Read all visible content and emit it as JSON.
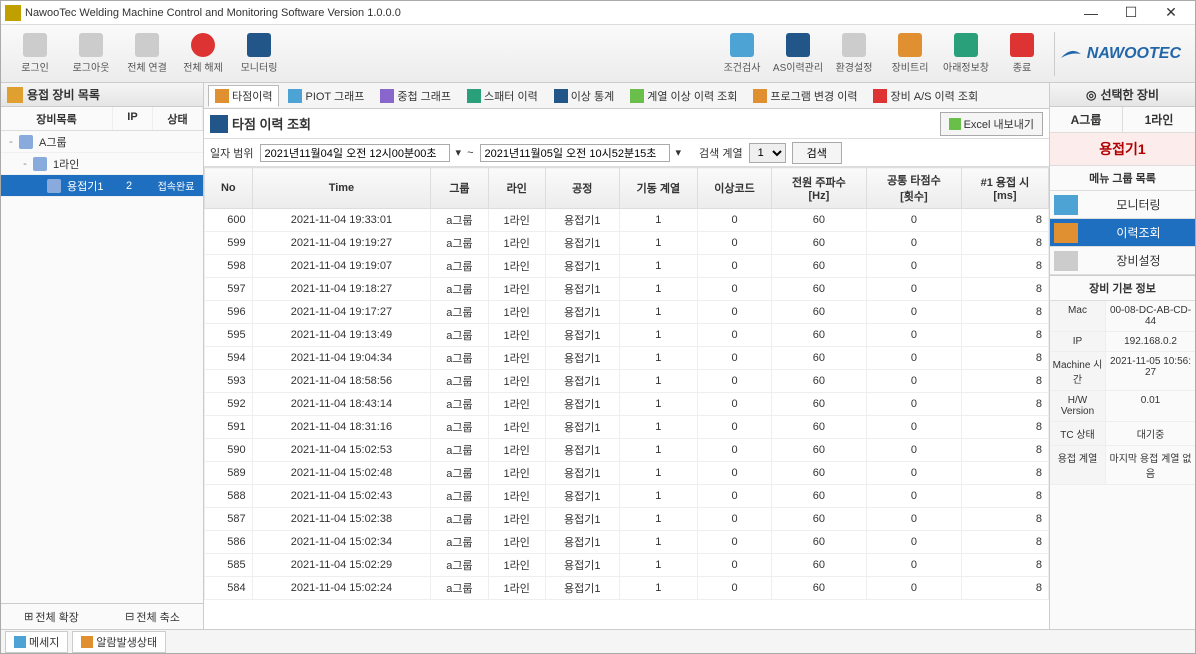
{
  "title": "NawooTec Welding Machine Control and Monitoring Software Version 1.0.0.0",
  "logo": "NAWOOTEC",
  "toolbar": {
    "login": "로그인",
    "logout": "로그아웃",
    "conn_all": "전체 연결",
    "disconn_all": "전체 해제",
    "monitor": "모니터링",
    "cond_check": "조건검사",
    "as_history": "AS이력관리",
    "settings": "환경설정",
    "equip_tree": "장비트리",
    "info_window": "아래정보창",
    "exit": "종료"
  },
  "left": {
    "header": "용접 장비 목록",
    "cols": {
      "name": "장비목록",
      "ip": "IP",
      "status": "상태"
    },
    "rows": [
      {
        "indent": 0,
        "name": "A그룹",
        "ip": "",
        "status": "",
        "expand": "-"
      },
      {
        "indent": 1,
        "name": "1라인",
        "ip": "",
        "status": "",
        "expand": "-"
      },
      {
        "indent": 2,
        "name": "용접기1",
        "ip": "2",
        "status": "접속완료",
        "selected": true
      }
    ],
    "expand_all": "전체 확장",
    "collapse_all": "전체 축소"
  },
  "center": {
    "subtabs": [
      "타점이력",
      "PIOT 그래프",
      "중첩 그래프",
      "스패터 이력",
      "이상 통계",
      "계열 이상 이력 조회",
      "프로그램 변경 이력",
      "장비 A/S 이력 조회"
    ],
    "active_tab": 0,
    "grid_title": "타점 이력 조회",
    "excel_btn": "Excel 내보내기",
    "filter": {
      "date_label": "일자 범위",
      "from": "2021년11월04일 오전 12시00분00초",
      "to": "2021년11월05일 오전 10시52분15초",
      "tilde": "~",
      "search_col_label": "검색 계열",
      "search_col_val": "1",
      "search_btn": "검색"
    },
    "columns": [
      "No",
      "Time",
      "그룹",
      "라인",
      "공정",
      "기동 계열",
      "이상코드",
      "전원 주파수\n[Hz]",
      "공통 타점수\n[횟수]",
      "#1 용접 시\n[ms]"
    ],
    "rows": [
      {
        "no": 600,
        "time": "2021-11-04 19:33:01",
        "g": "a그룹",
        "l": "1라인",
        "p": "용접기1",
        "s": 1,
        "e": 0,
        "hz": 60,
        "cnt": 0,
        "ms": "8"
      },
      {
        "no": 599,
        "time": "2021-11-04 19:19:27",
        "g": "a그룹",
        "l": "1라인",
        "p": "용접기1",
        "s": 1,
        "e": 0,
        "hz": 60,
        "cnt": 0,
        "ms": "8"
      },
      {
        "no": 598,
        "time": "2021-11-04 19:19:07",
        "g": "a그룹",
        "l": "1라인",
        "p": "용접기1",
        "s": 1,
        "e": 0,
        "hz": 60,
        "cnt": 0,
        "ms": "8"
      },
      {
        "no": 597,
        "time": "2021-11-04 19:18:27",
        "g": "a그룹",
        "l": "1라인",
        "p": "용접기1",
        "s": 1,
        "e": 0,
        "hz": 60,
        "cnt": 0,
        "ms": "8"
      },
      {
        "no": 596,
        "time": "2021-11-04 19:17:27",
        "g": "a그룹",
        "l": "1라인",
        "p": "용접기1",
        "s": 1,
        "e": 0,
        "hz": 60,
        "cnt": 0,
        "ms": "8"
      },
      {
        "no": 595,
        "time": "2021-11-04 19:13:49",
        "g": "a그룹",
        "l": "1라인",
        "p": "용접기1",
        "s": 1,
        "e": 0,
        "hz": 60,
        "cnt": 0,
        "ms": "8"
      },
      {
        "no": 594,
        "time": "2021-11-04 19:04:34",
        "g": "a그룹",
        "l": "1라인",
        "p": "용접기1",
        "s": 1,
        "e": 0,
        "hz": 60,
        "cnt": 0,
        "ms": "8"
      },
      {
        "no": 593,
        "time": "2021-11-04 18:58:56",
        "g": "a그룹",
        "l": "1라인",
        "p": "용접기1",
        "s": 1,
        "e": 0,
        "hz": 60,
        "cnt": 0,
        "ms": "8"
      },
      {
        "no": 592,
        "time": "2021-11-04 18:43:14",
        "g": "a그룹",
        "l": "1라인",
        "p": "용접기1",
        "s": 1,
        "e": 0,
        "hz": 60,
        "cnt": 0,
        "ms": "8"
      },
      {
        "no": 591,
        "time": "2021-11-04 18:31:16",
        "g": "a그룹",
        "l": "1라인",
        "p": "용접기1",
        "s": 1,
        "e": 0,
        "hz": 60,
        "cnt": 0,
        "ms": "8"
      },
      {
        "no": 590,
        "time": "2021-11-04 15:02:53",
        "g": "a그룹",
        "l": "1라인",
        "p": "용접기1",
        "s": 1,
        "e": 0,
        "hz": 60,
        "cnt": 0,
        "ms": "8"
      },
      {
        "no": 589,
        "time": "2021-11-04 15:02:48",
        "g": "a그룹",
        "l": "1라인",
        "p": "용접기1",
        "s": 1,
        "e": 0,
        "hz": 60,
        "cnt": 0,
        "ms": "8"
      },
      {
        "no": 588,
        "time": "2021-11-04 15:02:43",
        "g": "a그룹",
        "l": "1라인",
        "p": "용접기1",
        "s": 1,
        "e": 0,
        "hz": 60,
        "cnt": 0,
        "ms": "8"
      },
      {
        "no": 587,
        "time": "2021-11-04 15:02:38",
        "g": "a그룹",
        "l": "1라인",
        "p": "용접기1",
        "s": 1,
        "e": 0,
        "hz": 60,
        "cnt": 0,
        "ms": "8"
      },
      {
        "no": 586,
        "time": "2021-11-04 15:02:34",
        "g": "a그룹",
        "l": "1라인",
        "p": "용접기1",
        "s": 1,
        "e": 0,
        "hz": 60,
        "cnt": 0,
        "ms": "8"
      },
      {
        "no": 585,
        "time": "2021-11-04 15:02:29",
        "g": "a그룹",
        "l": "1라인",
        "p": "용접기1",
        "s": 1,
        "e": 0,
        "hz": 60,
        "cnt": 0,
        "ms": "8"
      },
      {
        "no": 584,
        "time": "2021-11-04 15:02:24",
        "g": "a그룹",
        "l": "1라인",
        "p": "용접기1",
        "s": 1,
        "e": 0,
        "hz": 60,
        "cnt": 0,
        "ms": "8"
      }
    ]
  },
  "right": {
    "header": "선택한 장비",
    "bc": {
      "group": "A그룹",
      "line": "1라인"
    },
    "welder": "용접기1",
    "menu_group": "메뉴 그룹 목록",
    "menu": [
      {
        "label": "모니터링",
        "active": false
      },
      {
        "label": "이력조회",
        "active": true
      },
      {
        "label": "장비설정",
        "active": false
      }
    ],
    "info_head": "장비 기본 정보",
    "info": [
      {
        "k": "Mac",
        "v": "00-08-DC-AB-CD-44"
      },
      {
        "k": "IP",
        "v": "192.168.0.2"
      },
      {
        "k": "Machine 시간",
        "v": "2021-11-05 10:56:27"
      },
      {
        "k": "H/W Version",
        "v": "0.01"
      },
      {
        "k": "TC 상태",
        "v": "대기중"
      },
      {
        "k": "용접 계열",
        "v": "마지막 용접 계열 없음"
      }
    ]
  },
  "bottom_tabs": {
    "msg": "메세지",
    "alarm": "알람발생상태"
  }
}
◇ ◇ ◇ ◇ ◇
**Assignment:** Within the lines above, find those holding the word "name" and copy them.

**Solution to this exercise:**
      "name": "장비목록",
        "name": "A그룹",
        "name": "1라인",
        "name": "용접기1",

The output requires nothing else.